Work to complete >> Wherever the word "allocated" appears in the entries, copy the whole line.
++++++
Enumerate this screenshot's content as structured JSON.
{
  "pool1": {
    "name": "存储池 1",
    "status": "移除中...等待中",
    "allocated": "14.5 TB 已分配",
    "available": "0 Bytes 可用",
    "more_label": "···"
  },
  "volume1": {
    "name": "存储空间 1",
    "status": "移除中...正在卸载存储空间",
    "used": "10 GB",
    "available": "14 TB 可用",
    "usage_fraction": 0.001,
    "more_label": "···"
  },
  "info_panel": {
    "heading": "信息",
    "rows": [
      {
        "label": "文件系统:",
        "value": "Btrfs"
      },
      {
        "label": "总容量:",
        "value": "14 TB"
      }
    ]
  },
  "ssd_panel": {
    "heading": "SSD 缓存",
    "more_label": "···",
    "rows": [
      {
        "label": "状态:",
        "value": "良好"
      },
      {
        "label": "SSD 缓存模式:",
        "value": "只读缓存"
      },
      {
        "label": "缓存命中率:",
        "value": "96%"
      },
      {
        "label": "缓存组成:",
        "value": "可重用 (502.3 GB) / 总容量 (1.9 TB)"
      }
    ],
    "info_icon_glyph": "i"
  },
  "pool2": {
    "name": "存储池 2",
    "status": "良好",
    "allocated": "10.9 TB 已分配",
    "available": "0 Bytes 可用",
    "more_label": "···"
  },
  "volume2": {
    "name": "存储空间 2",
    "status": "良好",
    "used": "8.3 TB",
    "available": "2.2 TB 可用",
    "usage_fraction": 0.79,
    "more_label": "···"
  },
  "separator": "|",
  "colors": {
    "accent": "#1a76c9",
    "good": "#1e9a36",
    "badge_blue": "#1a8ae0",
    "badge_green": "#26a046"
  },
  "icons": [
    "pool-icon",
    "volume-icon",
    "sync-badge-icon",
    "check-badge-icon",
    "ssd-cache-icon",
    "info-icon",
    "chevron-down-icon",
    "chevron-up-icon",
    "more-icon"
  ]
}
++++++
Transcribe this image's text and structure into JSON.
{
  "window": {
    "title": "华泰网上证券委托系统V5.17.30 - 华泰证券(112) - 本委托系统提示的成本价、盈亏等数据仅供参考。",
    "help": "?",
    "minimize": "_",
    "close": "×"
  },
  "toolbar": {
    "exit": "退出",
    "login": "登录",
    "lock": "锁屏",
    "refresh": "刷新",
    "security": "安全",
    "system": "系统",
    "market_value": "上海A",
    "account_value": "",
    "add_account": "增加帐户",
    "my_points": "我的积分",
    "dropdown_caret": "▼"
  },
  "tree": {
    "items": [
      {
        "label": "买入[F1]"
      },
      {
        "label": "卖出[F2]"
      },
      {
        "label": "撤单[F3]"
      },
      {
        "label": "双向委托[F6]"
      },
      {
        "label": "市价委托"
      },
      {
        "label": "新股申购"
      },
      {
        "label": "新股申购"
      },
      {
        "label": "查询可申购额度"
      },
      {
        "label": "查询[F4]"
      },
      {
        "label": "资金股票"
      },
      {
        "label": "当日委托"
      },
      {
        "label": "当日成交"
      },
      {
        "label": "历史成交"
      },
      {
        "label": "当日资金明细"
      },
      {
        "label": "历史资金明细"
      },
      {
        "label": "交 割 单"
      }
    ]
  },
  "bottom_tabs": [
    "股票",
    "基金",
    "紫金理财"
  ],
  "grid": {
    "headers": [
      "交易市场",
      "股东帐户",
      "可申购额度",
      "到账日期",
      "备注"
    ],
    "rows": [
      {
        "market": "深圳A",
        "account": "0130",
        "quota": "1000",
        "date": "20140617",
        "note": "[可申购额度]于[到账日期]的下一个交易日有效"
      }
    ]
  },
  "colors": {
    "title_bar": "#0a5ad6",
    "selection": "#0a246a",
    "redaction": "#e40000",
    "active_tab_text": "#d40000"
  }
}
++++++
Your solution >>
    "allocated": "14.5 TB 已分配",
    "allocated": "10.9 TB 已分配",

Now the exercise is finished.